When I was writing, I was euphoric. I have never felt as free as in the time when I plunged into the novel. In my own world with my own people. This group of misshapen people that I controlled. I was very mean to them. I left some of them stranded at the very last moment, while some could enjoy a kind of a happy end. To them, I was a malicious, insidious God.

But being God has this advantage that God, as probably the only being in the world, is free. I was a poor, trifle god, and that only for a brief moment. But I tasted freedom.

Although Toksymia is full of stories that someone told me, no one has any doubts that it’s pure fiction. Meanwhile, some time had passed, I went to Bucharest, and I kept getting little gifts in the form of stories. People reconstructed the past from small events that etched themselves in my memory. From covering the toilet seat with paper in order not to get a bladder inflammation. From walking past toy shops where you couldn’t buy any toys, but emptiness, lacking, bitterness and sorrow were all free to take.

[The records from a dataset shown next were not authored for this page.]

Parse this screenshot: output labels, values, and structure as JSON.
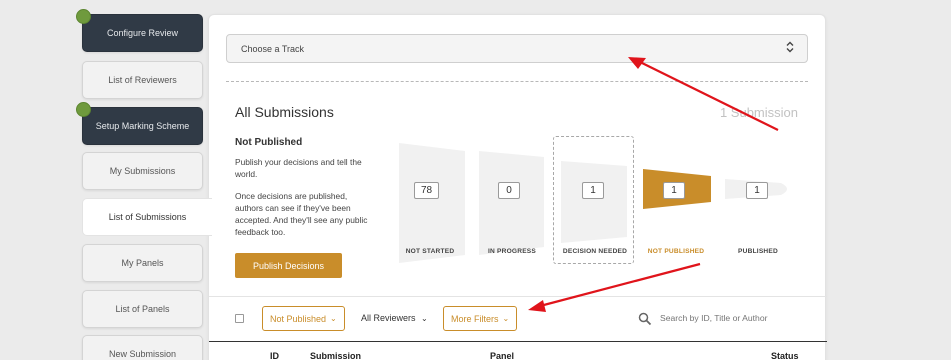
{
  "sidebar": {
    "items": [
      {
        "label": "Configure Review",
        "status_dot": true
      },
      {
        "label": "List of Reviewers"
      },
      {
        "label": "Setup Marking Scheme",
        "status_dot": true
      },
      {
        "label": "My Submissions"
      },
      {
        "label": "List of Submissions",
        "active": true
      },
      {
        "label": "My Panels"
      },
      {
        "label": "List of Panels"
      },
      {
        "label": "New Submission"
      }
    ]
  },
  "main": {
    "track_select": {
      "placeholder": "Choose a Track"
    },
    "section_title": "All Submissions",
    "submission_count": "1 Submission",
    "info": {
      "title": "Not Published",
      "text1": "Publish your decisions and tell the world.",
      "text2": "Once decisions are published, authors can see if they've been accepted. And they'll see any public feedback too.",
      "publish_button": "Publish Decisions"
    },
    "stages": [
      {
        "label": "NOT STARTED",
        "count": "78"
      },
      {
        "label": "IN PROGRESS",
        "count": "0"
      },
      {
        "label": "DECISION NEEDED",
        "count": "1"
      },
      {
        "label": "NOT PUBLISHED",
        "count": "1",
        "active": true
      },
      {
        "label": "PUBLISHED",
        "count": "1"
      }
    ],
    "filters": {
      "status_filter": "Not Published",
      "reviewers_filter": "All Reviewers",
      "more_filters": "More Filters",
      "search_placeholder": "Search by ID, Title or Author"
    },
    "table": {
      "columns": [
        "ID",
        "Submission",
        "Panel",
        "Status"
      ]
    }
  },
  "colors": {
    "accent": "#c98d2a",
    "dark_nav": "#303a46",
    "status_green": "#6f9a3d",
    "annotation_arrow": "#e0141b"
  }
}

Writing the Bucharest reportage had nothing to do with the freedom I had felt during Toksymia. I had to stick to the facts and meanings imposed by other people. I owed the truth to my characters – their truth, the truth they had invented in order to live and to survive.

When writing prose, I can imagine the life of a fictional character, from birth to death. If I want to, she will become a puppet or a metaphor. It was really different when I had a seventy-year-old woman sitting in front of me, spending long hours to reconstruct the map of her life. She knows when she made mistakes. She knows when the system caught her at the throat, refusing to let go. She knows she was a victim of politics, and that all her liberty consisted in freedom to roam a blind labyrinth. I listen to her story and am suddenly petrified by the thought that now we both can grasp the expanse of the 70 years of her life. All the unknown quantities have been identified, and still the equation doesn’t make any sense. I see myself reflected in her eyes – what will be my story when I am her age? What gift will my writing freedom bring me in the perspective of a whole lifetime? Will it be a feeling of space or emptiness? Fulfilment or failure?

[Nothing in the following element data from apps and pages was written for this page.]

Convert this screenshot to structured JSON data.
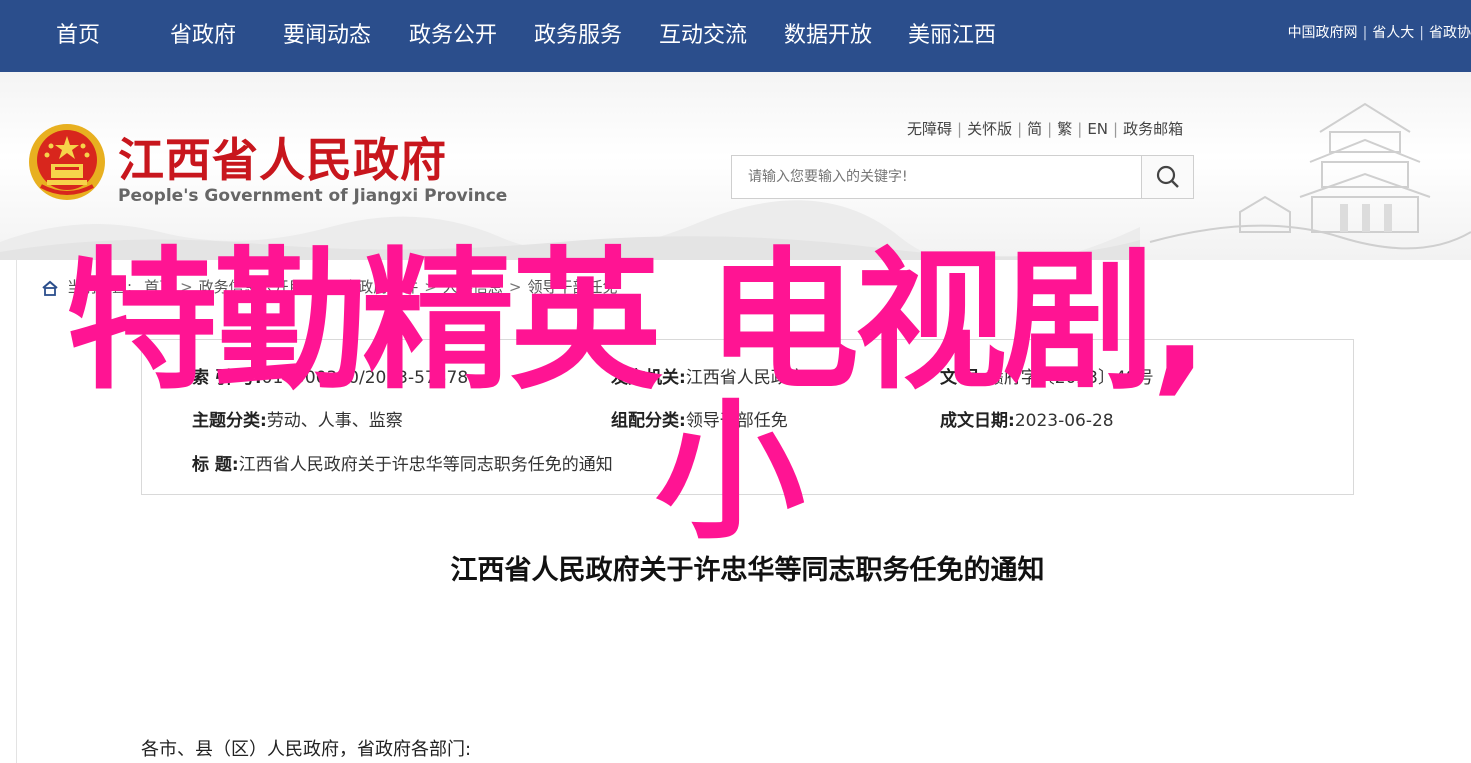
{
  "topnav": {
    "items": [
      "首页",
      "省政府",
      "要闻动态",
      "政务公开",
      "政务服务",
      "互动交流",
      "数据开放",
      "美丽江西"
    ],
    "right_links": [
      "中国政府网",
      "省人大",
      "省政协"
    ]
  },
  "header": {
    "title": "江西省人民政府",
    "subtitle": "People's Government of Jiangxi Province",
    "util_links": [
      "无障碍",
      "关怀版",
      "简",
      "繁",
      "EN",
      "政务邮箱"
    ],
    "search_placeholder": "请输入您要输入的关键字!"
  },
  "breadcrumb": {
    "items": [
      "当前位置:",
      "首页",
      "政务信息公开目录",
      "省政府文件",
      "人事信息",
      "领导干部任免"
    ]
  },
  "doc_info": {
    "index_label": "索 引 号:",
    "index_value": "014500310/2023-57378",
    "issuer_label": "发文机关:",
    "issuer_value": "江西省人民政府",
    "docno_label": "文 号:",
    "docno_value": "赣府字〔2023〕48号",
    "topic_label": "主题分类:",
    "topic_value": "劳动、人事、监察",
    "org_label": "组配分类:",
    "org_value": "领导干部任免",
    "date_label": "成文日期:",
    "date_value": "2023-06-28",
    "title_label": "标 题:",
    "title_value": "江西省人民政府关于许忠华等同志职务任免的通知"
  },
  "document": {
    "title": "江西省人民政府关于许忠华等同志职务任免的通知",
    "greeting": "各市、县（区）人民政府，省政府各部门:"
  },
  "overlay": {
    "line1": "特勤精英 电视剧,",
    "line2": "小"
  },
  "colors": {
    "nav_bg": "#2b4e8c",
    "title_red": "#c8161d",
    "overlay_pink": "#ff1493"
  }
}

When I write, my ego triumphs, strutting around like a peacock. I leave a little piece of myself in each of my characters – feeling particular satisfaction whenever I create egoist or deceitful personalities. But when I am working on reportages, I can no longer count on this prose-bound freedom. The protagonist is more important than myself. My ego is cast aside. I become just an ear that listens. A hand that writes. And still, I sometimes am tempted to rewrite the lives of my characters, like a true writer would. I want, finally, to become a good God, one that rejects fear and failure.